» **What is being asked**
Retype all of the records shown beneath this task, exactly as they stand.

......

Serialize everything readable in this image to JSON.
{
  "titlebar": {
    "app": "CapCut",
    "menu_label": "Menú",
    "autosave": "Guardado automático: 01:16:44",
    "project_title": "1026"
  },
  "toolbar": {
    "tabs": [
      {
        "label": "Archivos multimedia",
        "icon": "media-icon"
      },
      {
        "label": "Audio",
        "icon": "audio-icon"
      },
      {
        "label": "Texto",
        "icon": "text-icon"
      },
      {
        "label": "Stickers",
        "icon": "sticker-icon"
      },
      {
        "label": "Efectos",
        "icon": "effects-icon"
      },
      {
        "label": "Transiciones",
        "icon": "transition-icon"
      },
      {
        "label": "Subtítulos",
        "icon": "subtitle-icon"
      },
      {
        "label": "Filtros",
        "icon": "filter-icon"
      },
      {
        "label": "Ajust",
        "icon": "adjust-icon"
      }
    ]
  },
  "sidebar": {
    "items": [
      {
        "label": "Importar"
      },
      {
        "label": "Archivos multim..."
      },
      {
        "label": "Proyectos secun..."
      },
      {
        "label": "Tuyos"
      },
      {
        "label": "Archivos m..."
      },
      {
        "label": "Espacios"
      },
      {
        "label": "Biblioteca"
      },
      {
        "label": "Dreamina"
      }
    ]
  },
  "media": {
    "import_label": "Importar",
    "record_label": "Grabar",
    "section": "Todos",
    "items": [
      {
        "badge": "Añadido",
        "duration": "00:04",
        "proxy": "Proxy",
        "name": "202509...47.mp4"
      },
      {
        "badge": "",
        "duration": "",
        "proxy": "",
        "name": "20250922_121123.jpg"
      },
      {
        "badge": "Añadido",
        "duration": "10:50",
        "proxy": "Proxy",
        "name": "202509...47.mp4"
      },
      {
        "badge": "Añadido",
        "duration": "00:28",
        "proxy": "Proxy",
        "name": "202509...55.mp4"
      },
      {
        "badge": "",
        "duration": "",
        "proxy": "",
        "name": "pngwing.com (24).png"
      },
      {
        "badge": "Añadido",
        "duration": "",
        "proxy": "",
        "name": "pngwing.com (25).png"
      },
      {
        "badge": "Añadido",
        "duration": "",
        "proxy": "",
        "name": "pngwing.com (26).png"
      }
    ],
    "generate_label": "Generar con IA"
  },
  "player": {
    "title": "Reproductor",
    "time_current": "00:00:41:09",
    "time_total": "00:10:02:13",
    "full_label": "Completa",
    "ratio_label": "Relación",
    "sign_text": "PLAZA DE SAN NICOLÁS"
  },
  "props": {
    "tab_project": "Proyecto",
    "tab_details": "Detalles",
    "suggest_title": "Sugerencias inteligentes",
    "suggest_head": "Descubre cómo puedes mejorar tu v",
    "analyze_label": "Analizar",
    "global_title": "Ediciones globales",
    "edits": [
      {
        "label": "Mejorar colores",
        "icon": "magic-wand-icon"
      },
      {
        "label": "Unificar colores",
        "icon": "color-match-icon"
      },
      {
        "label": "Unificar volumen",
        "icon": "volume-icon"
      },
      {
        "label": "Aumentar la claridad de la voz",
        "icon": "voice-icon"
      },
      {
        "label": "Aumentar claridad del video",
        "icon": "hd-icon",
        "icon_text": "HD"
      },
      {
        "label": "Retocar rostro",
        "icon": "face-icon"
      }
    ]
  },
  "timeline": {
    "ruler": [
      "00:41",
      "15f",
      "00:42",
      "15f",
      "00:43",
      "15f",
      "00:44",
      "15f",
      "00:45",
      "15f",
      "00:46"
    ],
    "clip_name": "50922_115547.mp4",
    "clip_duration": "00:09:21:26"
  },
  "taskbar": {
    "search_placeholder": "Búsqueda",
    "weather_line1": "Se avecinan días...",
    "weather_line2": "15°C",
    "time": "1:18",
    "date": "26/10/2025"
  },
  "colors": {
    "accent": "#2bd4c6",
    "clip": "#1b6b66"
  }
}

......

» **Expected answer**
Serialize everything readable in this image to JSON.
{
  "titlebar": {
    "app": "CapCut",
    "menu_label": "Menú",
    "autosave": "Guardado automático: 01:16:44",
    "project_title": "1026"
  },
  "toolbar": {
    "tabs": [
      {
        "label": "Archivos multimedia",
        "icon": "media-icon"
      },
      {
        "label": "Audio",
        "icon": "audio-icon"
      },
      {
        "label": "Texto",
        "icon": "text-icon"
      },
      {
        "label": "Stickers",
        "icon": "sticker-icon"
      },
      {
        "label": "Efectos",
        "icon": "effects-icon"
      },
      {
        "label": "Transiciones",
        "icon": "transition-icon"
      },
      {
        "label": "Subtítulos",
        "icon": "subtitle-icon"
      },
      {
        "label": "Filtros",
        "icon": "filter-icon"
      },
      {
        "label": "Ajust",
        "icon": "adjust-icon"
      }
    ]
  },
  "sidebar": {
    "items": [
      {
        "label": "Importar"
      },
      {
        "label": "Archivos multim..."
      },
      {
        "label": "Proyectos secun..."
      },
      {
        "label": "Tuyos"
      },
      {
        "label": "Archivos m..."
      },
      {
        "label": "Espacios"
      },
      {
        "label": "Biblioteca"
      },
      {
        "label": "Dreamina"
      }
    ]
  },
  "media": {
    "import_label": "Importar",
    "record_label": "Grabar",
    "section": "Todos",
    "items": [
      {
        "badge": "Añadido",
        "duration": "00:04",
        "proxy": "Proxy",
        "name": "202509...47.mp4"
      },
      {
        "badge": "",
        "duration": "",
        "proxy": "",
        "name": "20250922_121123.jpg"
      },
      {
        "badge": "Añadido",
        "duration": "10:50",
        "proxy": "Proxy",
        "name": "202509...47.mp4"
      },
      {
        "badge": "Añadido",
        "duration": "00:28",
        "proxy": "Proxy",
        "name": "202509...55.mp4"
      },
      {
        "badge": "",
        "duration": "",
        "proxy": "",
        "name": "pngwing.com (24).png"
      },
      {
        "badge": "Añadido",
        "duration": "",
        "proxy": "",
        "name": "pngwing.com (25).png"
      },
      {
        "badge": "Añadido",
        "duration": "",
        "proxy": "",
        "name": "pngwing.com (26).png"
      }
    ],
    "generate_label": "Generar con IA"
  },
  "player": {
    "title": "Reproductor",
    "time_current": "00:00:41:09",
    "time_total": "00:10:02:13",
    "full_label": "Completa",
    "ratio_label": "Relación",
    "sign_text": "PLAZA DE SAN NICOLÁS"
  },
  "props": {
    "tab_project": "Proyecto",
    "tab_details": "Detalles",
    "suggest_title": "Sugerencias inteligentes",
    "suggest_head": "Descubre cómo puedes mejorar tu v",
    "analyze_label": "Analizar",
    "global_title": "Ediciones globales",
    "edits": [
      {
        "label": "Mejorar colores",
        "icon": "magic-wand-icon"
      },
      {
        "label": "Unificar colores",
        "icon": "color-match-icon"
      },
      {
        "label": "Unificar volumen",
        "icon": "volume-icon"
      },
      {
        "label": "Aumentar la claridad de la voz",
        "icon": "voice-icon"
      },
      {
        "label": "Aumentar claridad del video",
        "icon": "hd-icon",
        "icon_text": "HD"
      },
      {
        "label": "Retocar rostro",
        "icon": "face-icon"
      }
    ]
  },
  "timeline": {
    "ruler": [
      "00:41",
      "15f",
      "00:42",
      "15f",
      "00:43",
      "15f",
      "00:44",
      "15f",
      "00:45",
      "15f",
      "00:46"
    ],
    "clip_name": "50922_115547.mp4",
    "clip_duration": "00:09:21:26"
  },
  "taskbar": {
    "search_placeholder": "Búsqueda",
    "weather_line1": "Se avecinan días...",
    "weather_line2": "15°C",
    "time": "1:18",
    "date": "26/10/2025"
  },
  "colors": {
    "accent": "#2bd4c6",
    "clip": "#1b6b66"
  }
}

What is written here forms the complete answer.